Wednesday, December 24, 2008

Seating

This blog has shifted to a new web site called Nomadic Home. Click here to see it.

Living in a nomadic homes tends to involve a lot of time spent outdoors. Why else would you do so much traveling, if not to experience the places you go to?

At the end of the day, though. When you retire to your nomadic home, you find yourself doing a lot of sitting down, so some thought should be invested into making this as comfortable as possible.

There is some flexibility in both height and depth of seats, provided they relate to each other. In other words, the more depth you have, the less height and vice-versa. as a guide, the depth (front to back) can be between 16 and 22 inches (400mm and 560mm). The height can be between 12 and 17 inches (300mm and 430mm). So as an example of how to use that scale, it could be 16 inches deep by 17 inches high, or 22 inches deep by 12 inches high, or somewhere in between, provided the same inverse scale is used.

The back rest should be angled back by about 10 degrees. Straight back rests can become very uncomfortable, very quickly.

As has been pointed out to me by several long term house truck owners, the most comfortable seating on wheels, is the standard house hold couch. It's a shame that house hold couch's are not practical on most boats, they are used on some large barge's and house boats, typically where they remain in sheltered water.

Another consideration when designing seating areas, is to make sure people can be seated without facing each other directly. Even facing at right angles can give the illusion of more personal space in what is a confined living area, which can go a long way in maintaining relationships with co-habitant's.

3 comments:

Sailing Simplicity said...
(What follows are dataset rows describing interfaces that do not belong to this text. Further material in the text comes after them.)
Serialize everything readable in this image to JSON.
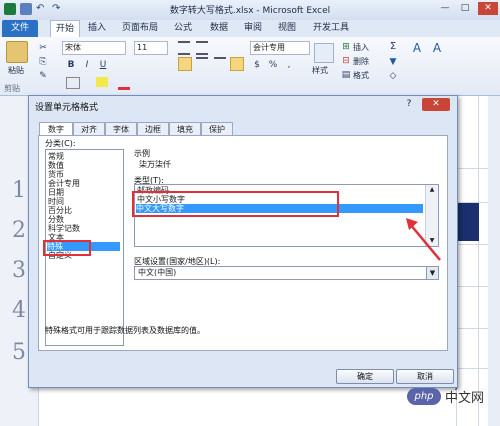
{
  "window": {
    "title": "数字转大写格式.xlsx - Microsoft Excel",
    "minimize": "—",
    "maximize": "□",
    "close": "✕"
  },
  "ribbon": {
    "tabs": [
      "文件",
      "开始",
      "插入",
      "页面布局",
      "公式",
      "数据",
      "审阅",
      "视图",
      "开发工具"
    ],
    "paste_label": "粘贴",
    "clipboard_label": "剪贴",
    "font_name": "宋体",
    "font_size": "11",
    "bold": "B",
    "italic": "I",
    "underline": "U",
    "number_format": "会计专用",
    "currency": "$",
    "percent": "%",
    "comma": ",",
    "style_label": "样式",
    "insert_label": "插入",
    "delete_label": "删除",
    "format_label": "格式",
    "sigma": "Σ",
    "sort_icon_label": "A",
    "find_icon_label": "A"
  },
  "sheet": {
    "row_numbers": [
      "1",
      "2",
      "3",
      "4",
      "5"
    ],
    "right_parens": [
      ")",
      ")",
      ")",
      ")"
    ]
  },
  "dialog": {
    "title": "设置单元格格式",
    "help": "?",
    "close": "✕",
    "tabs": [
      "数字",
      "对齐",
      "字体",
      "边框",
      "填充",
      "保护"
    ],
    "category_label": "分类(C):",
    "categories": [
      "常规",
      "数值",
      "货币",
      "会计专用",
      "日期",
      "时间",
      "百分比",
      "分数",
      "科学记数",
      "文本",
      "特殊",
      "自定义"
    ],
    "selected_category": "特殊",
    "sample_label": "示例",
    "sample_value": "柒万柒仟",
    "type_label": "类型(T):",
    "types": [
      "邮政编码",
      "中文小写数字",
      "中文大写数字"
    ],
    "selected_type": "中文大写数字",
    "locale_label": "区域设置(国家/地区)(L):",
    "locale_value": "中文(中国)",
    "description": "特殊格式可用于跟踪数据列表及数据库的值。",
    "ok_label": "确定",
    "cancel_label": "取消"
  },
  "watermark": {
    "logo": "php",
    "text": "中文网"
  },
  "colors": {
    "file_tab": "#2a70c4",
    "selection": "#3399ff",
    "annotation": "#e0303a",
    "dialog_close": "#c84538"
  }
}
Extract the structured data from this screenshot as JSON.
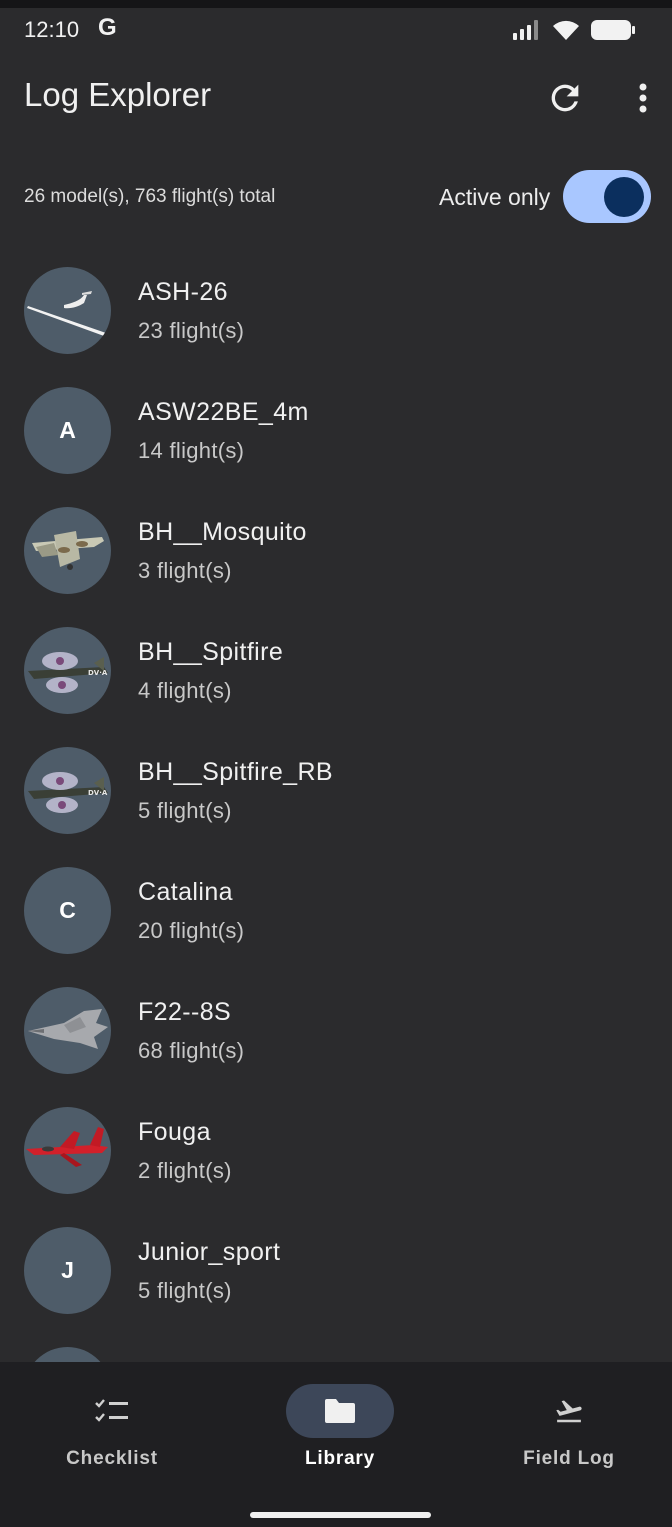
{
  "status_bar": {
    "time": "12:10",
    "g_logo": "G"
  },
  "appbar": {
    "title": "Log Explorer",
    "refresh_icon": "refresh-icon",
    "more_icon": "more-vert-icon"
  },
  "summary": {
    "count_text": "26 model(s), 763 flight(s) total",
    "active_label": "Active only",
    "active_on": true
  },
  "models": [
    {
      "name": "ASH-26",
      "flights": "23 flight(s)",
      "thumb": "glider"
    },
    {
      "name": "ASW22BE_4m",
      "flights": "14 flight(s)",
      "initial": "A"
    },
    {
      "name": "BH__Mosquito",
      "flights": "3 flight(s)",
      "thumb": "mosquito"
    },
    {
      "name": "BH__Spitfire",
      "flights": "4 flight(s)",
      "thumb": "spitfire"
    },
    {
      "name": "BH__Spitfire_RB",
      "flights": "5 flight(s)",
      "thumb": "spitfire"
    },
    {
      "name": "Catalina",
      "flights": "20 flight(s)",
      "initial": "C"
    },
    {
      "name": "F22--8S",
      "flights": "68 flight(s)",
      "thumb": "f22"
    },
    {
      "name": "Fouga",
      "flights": "2 flight(s)",
      "thumb": "fouga"
    },
    {
      "name": "Junior_sport",
      "flights": "5 flight(s)",
      "initial": "J"
    }
  ],
  "bottom_nav": {
    "items": [
      {
        "label": "Checklist",
        "icon": "checklist-icon"
      },
      {
        "label": "Library",
        "icon": "folder-icon",
        "active": true
      },
      {
        "label": "Field Log",
        "icon": "flight-takeoff-icon"
      }
    ]
  },
  "colors": {
    "background": "#2b2b2d",
    "toggle_track": "#a9c7ff",
    "toggle_knob": "#0b2f5e",
    "avatar_bg": "#4e5c69",
    "nav_bg": "#1f1f22"
  }
}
Hah! Very funny. Yes, living in a nomadic home I do find myself sitting down a lot...especially when there is a layer of snow on my boat and I want to spend less time outdoors. Thanks for the blog.
I hope you have a wonderful holiday.
Teresa

The Traveler said...

Seating areas sure are important, especially when you are traveling with someone else. My van has been pretty stationary lately, so I've been popping the top up and swiveling my front passenger seat sideways. It makes it very spacious in here, and very roomy for two people. It gives me an "upstairs" and a front-seat "breakfast nook" area when I set up my table in front of the swiveled seat. A small space can truly be a home & have plenty of space & privacy. It just has to be laid-out well. This is a great blog, and it addresses many important topics for those interested in a mobile lifestyle. As long as you keep posting, I'll keep stopping by :)

Mobile Home said...

It is good to have this post backed up by people who are currently living in nomadic homes. It lets me know that I am still in the realms of practicality and haven't slipped into mere theory yet.